*** Block opens ***

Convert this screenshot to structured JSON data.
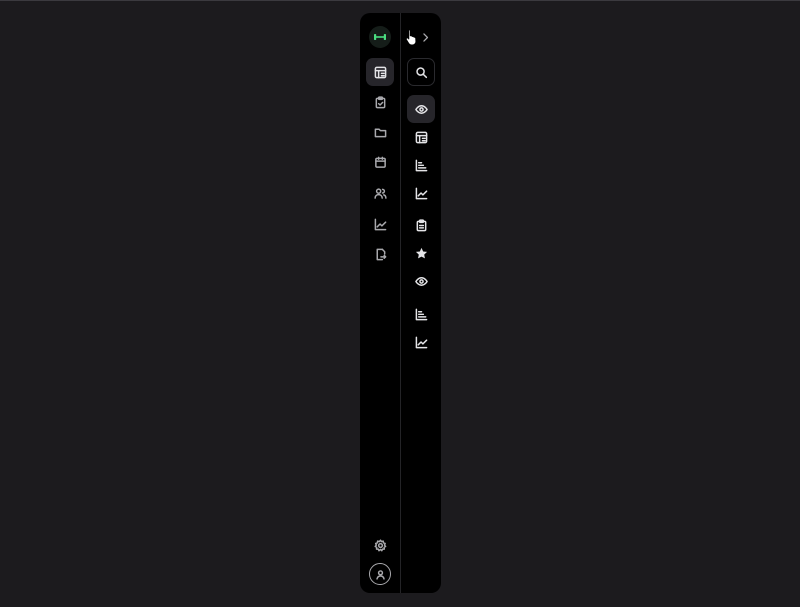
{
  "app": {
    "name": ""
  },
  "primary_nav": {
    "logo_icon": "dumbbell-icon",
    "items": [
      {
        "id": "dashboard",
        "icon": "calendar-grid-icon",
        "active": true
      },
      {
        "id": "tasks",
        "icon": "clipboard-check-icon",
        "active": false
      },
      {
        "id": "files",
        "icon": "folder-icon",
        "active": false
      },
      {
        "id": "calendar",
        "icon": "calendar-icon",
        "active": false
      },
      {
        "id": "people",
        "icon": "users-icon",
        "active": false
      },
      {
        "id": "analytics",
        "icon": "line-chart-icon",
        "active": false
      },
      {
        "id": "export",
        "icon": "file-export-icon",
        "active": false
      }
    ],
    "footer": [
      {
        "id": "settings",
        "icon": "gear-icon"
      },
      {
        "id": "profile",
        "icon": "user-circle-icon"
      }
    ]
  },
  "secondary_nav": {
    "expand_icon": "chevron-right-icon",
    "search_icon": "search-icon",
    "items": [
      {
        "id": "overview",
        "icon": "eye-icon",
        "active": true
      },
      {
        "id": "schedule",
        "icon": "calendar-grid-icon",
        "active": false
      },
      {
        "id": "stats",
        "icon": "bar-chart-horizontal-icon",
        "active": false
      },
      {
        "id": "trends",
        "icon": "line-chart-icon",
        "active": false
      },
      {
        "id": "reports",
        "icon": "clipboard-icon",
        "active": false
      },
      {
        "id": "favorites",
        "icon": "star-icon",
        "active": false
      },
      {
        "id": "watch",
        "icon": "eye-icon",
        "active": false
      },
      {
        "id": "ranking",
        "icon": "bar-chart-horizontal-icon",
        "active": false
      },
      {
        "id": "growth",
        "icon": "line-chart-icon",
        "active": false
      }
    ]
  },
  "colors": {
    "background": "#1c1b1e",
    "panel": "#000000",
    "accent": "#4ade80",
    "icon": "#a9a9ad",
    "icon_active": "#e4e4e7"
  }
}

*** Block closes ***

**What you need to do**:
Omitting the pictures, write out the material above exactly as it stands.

**Finished exercise**:
Convert this screenshot to structured JSON data.
{
  "app": {
    "name": ""
  },
  "primary_nav": {
    "logo_icon": "dumbbell-icon",
    "items": [
      {
        "id": "dashboard",
        "icon": "calendar-grid-icon",
        "active": true
      },
      {
        "id": "tasks",
        "icon": "clipboard-check-icon",
        "active": false
      },
      {
        "id": "files",
        "icon": "folder-icon",
        "active": false
      },
      {
        "id": "calendar",
        "icon": "calendar-icon",
        "active": false
      },
      {
        "id": "people",
        "icon": "users-icon",
        "active": false
      },
      {
        "id": "analytics",
        "icon": "line-chart-icon",
        "active": false
      },
      {
        "id": "export",
        "icon": "file-export-icon",
        "active": false
      }
    ],
    "footer": [
      {
        "id": "settings",
        "icon": "gear-icon"
      },
      {
        "id": "profile",
        "icon": "user-circle-icon"
      }
    ]
  },
  "secondary_nav": {
    "expand_icon": "chevron-right-icon",
    "search_icon": "search-icon",
    "items": [
      {
        "id": "overview",
        "icon": "eye-icon",
        "active": true
      },
      {
        "id": "schedule",
        "icon": "calendar-grid-icon",
        "active": false
      },
      {
        "id": "stats",
        "icon": "bar-chart-horizontal-icon",
        "active": false
      },
      {
        "id": "trends",
        "icon": "line-chart-icon",
        "active": false
      },
      {
        "id": "reports",
        "icon": "clipboard-icon",
        "active": false
      },
      {
        "id": "favorites",
        "icon": "star-icon",
        "active": false
      },
      {
        "id": "watch",
        "icon": "eye-icon",
        "active": false
      },
      {
        "id": "ranking",
        "icon": "bar-chart-horizontal-icon",
        "active": false
      },
      {
        "id": "growth",
        "icon": "line-chart-icon",
        "active": false
      }
    ]
  },
  "colors": {
    "background": "#1c1b1e",
    "panel": "#000000",
    "accent": "#4ade80",
    "icon": "#a9a9ad",
    "icon_active": "#e4e4e7"
  }
}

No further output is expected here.